Now, there is obvious design work going on here all over the place. Story is being crafted and revised on all projects, and mechanics are being converted, created, brainstormed all the time. But these stages happen haphazardly, in the sense that while we work on one main part, things are thrown back and forth for later use. I could come here and talk to you about the issues of meshing Anime, Pulp and Horror in order to create a slightly campy/slightly action-packed/slightly horrific setting that can support all three aspects in varying levels of concentration, but not exclusively, because I might be working on that today, and tomorrow I might be writing about how to effectively model a system of Piety in True20, or laundry-listing a group of cool villains for the next 3000-word-max 4C product we put out.

It may be that one day I will be able to put aside everything else to focus on one game, but the thing is that more than a designer, I am a publisher and a developer. I enjoy the process of taking an idea and directing its evolution as a conductor directs an orchestra. I love designing my own stuff, but just as well I love taking a manuscript submitted and tightening it, fleshing it out, slimming it down, rounding it out to a level where I can say, “I would/can publish this.” I enjoy discussing an idea on Monday, having Mark work on it on Tuesday, getting a manuscript on Wednesday, editing/finalizing/laying it out on Thursday, and publishing it on Friday. Even more, I enjoy the idea that I could be of help to any and all of you to get your games in front of a bunch of people using the connections, deals and lessons I have learned after 4+ years of self-publishing.

Satisfaying as this all is, it leaves me with the same question: do I, then, belong in Master Mines, a place created to support fellow game designers during the process of creating a game? As a commenter, yeah, sure. But as one of the main members of the group? I don’t think so. Not because I don’t like it, or like being a part of it, but because I’m not doing what the site, what the group, was created to support.

I will one day get back to work on Grand Tour, and I will quite likely create that generational mechanic to plug it into the True20 Ancients line, but the truth is I don’t know when. Whenever I do I’ll be happy to share it with all of you, but I can’t promise that it will happen in a way that meshes with the rules of this group, mainly because my design is scattered and based in great part on what I find awesome at the moment and/or what I can get ready for publication to start making money for the next project.

So as of now I am withdrawing from Master Mines, hopefully to make space for someone who will make the most out of this fantastic group we have here. I won’t be a stranger, at all, and I am rooting for every single one of you and your games.

April 2, 2008 Posted by | Ancients Project, General Advice & Thoughts, Grand Tour | 5 Comments

Outlining your game

First of all, I made a new category called “General Advice & Thoughts.”  There are times when we come across something regarding game design that’s really useful, and might want to share it with the rest of the group, so now there’s a category for that.

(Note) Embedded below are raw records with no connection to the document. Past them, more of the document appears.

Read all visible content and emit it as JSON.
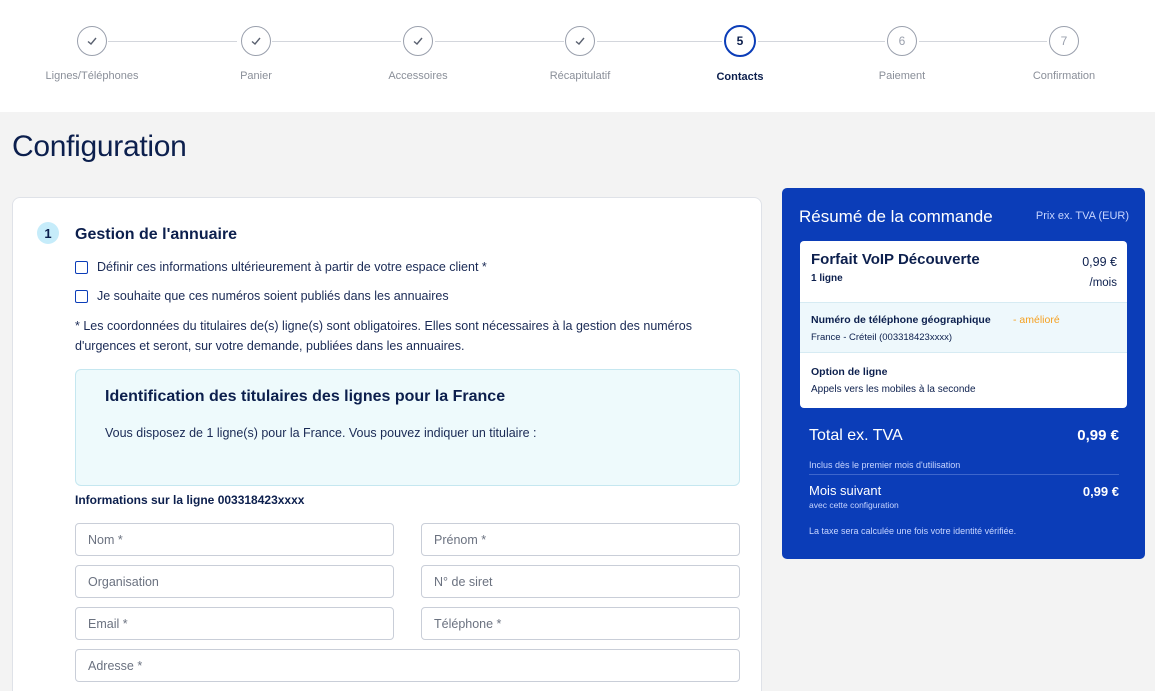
{
  "stepper": {
    "steps": [
      {
        "label": "Lignes/Téléphones",
        "state": "done",
        "number": ""
      },
      {
        "label": "Panier",
        "state": "done",
        "number": ""
      },
      {
        "label": "Accessoires",
        "state": "done",
        "number": ""
      },
      {
        "label": "Récapitulatif",
        "state": "done",
        "number": ""
      },
      {
        "label": "Contacts",
        "state": "active",
        "number": "5"
      },
      {
        "label": "Paiement",
        "state": "todo",
        "number": "6"
      },
      {
        "label": "Confirmation",
        "state": "todo",
        "number": "7"
      }
    ]
  },
  "page": {
    "title": "Configuration"
  },
  "directory": {
    "number": "1",
    "title": "Gestion de l'annuaire",
    "checkbox_later": "Définir ces informations ultérieurement à partir de votre espace client *",
    "checkbox_publish": "Je souhaite que ces numéros soient publiés dans les annuaires",
    "note": "* Les coordonnées du titulaires de(s) ligne(s) sont obligatoires. Elles sont nécessaires à la gestion des numéros d'urgences et seront, sur votre demande, publiées dans les annuaires.",
    "id_box": {
      "title": "Identification des titulaires des lignes pour la France",
      "description": "Vous disposez de 1 ligne(s) pour la France. Vous pouvez indiquer un titulaire :"
    },
    "line_info": "Informations sur la ligne 003318423xxxx",
    "fields": {
      "nom": "Nom *",
      "prenom": "Prénom *",
      "organisation": "Organisation",
      "siret": "N° de siret",
      "email": "Email *",
      "telephone": "Téléphone *",
      "adresse": "Adresse *"
    }
  },
  "summary": {
    "title": "Résumé de la commande",
    "price_note": "Prix ex. TVA (EUR)",
    "plan_name": "Forfait VoIP Découverte",
    "plan_lines": "1 ligne",
    "plan_price": "0,99 €",
    "plan_period": "/mois",
    "number_label": "Numéro de téléphone géographique",
    "number_badge": "- amélioré",
    "number_sub": "France - Créteil (003318423xxxx)",
    "option_label": "Option de ligne",
    "option_sub": "Appels vers les mobiles à la seconde",
    "total_label": "Total ex. TVA",
    "total_value": "0,99 €",
    "included_note": "Inclus dès le premier mois d'utilisation",
    "next_label": "Mois suivant",
    "next_sub": "avec cette configuration",
    "next_value": "0,99 €",
    "tax_note": "La taxe sera calculée une fois votre identité vérifiée."
  },
  "colors": {
    "brand_blue": "#0b3db8",
    "accent_orange": "#f5a020",
    "navy_text": "#0c1f4d"
  }
}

Joshua BishopRoby posted on Story Games about making outlines for your game text.  Daniel Solis reminded me of that when I was talking to him about working on the text for Know Thyself.  Here’s the discussion:  http://www.story-games.com/forums/comments.php?DiscussionID=3205#Item_4 (I think you need a Story Games login to access that, but I think everyone here has one.  If not, it’s not hard to get one.)

I’m working on my massive outline draft for Know Thyself, and once I’m done with that I’m going to print it out and arrange it to flow best for the reader.  Daniel mentions later in that post and on his blog that he’s doing something like that, but with index cards.  For those of us making text, I think it’s a good thing to look at now to make sure we get what we want across.  For those of us who aren’t at that stage, I still think it’s a good thing to look at now because it can prep you for potentially better communication & ease of writing.

I’ll post up my outline draft likely in the next day or so, so you can see what I’m trying (and, of course, comment on whether you think it flows right & communicates what you expect).

July 11, 2007 Posted by | General Advice & Thoughts | 5 Comments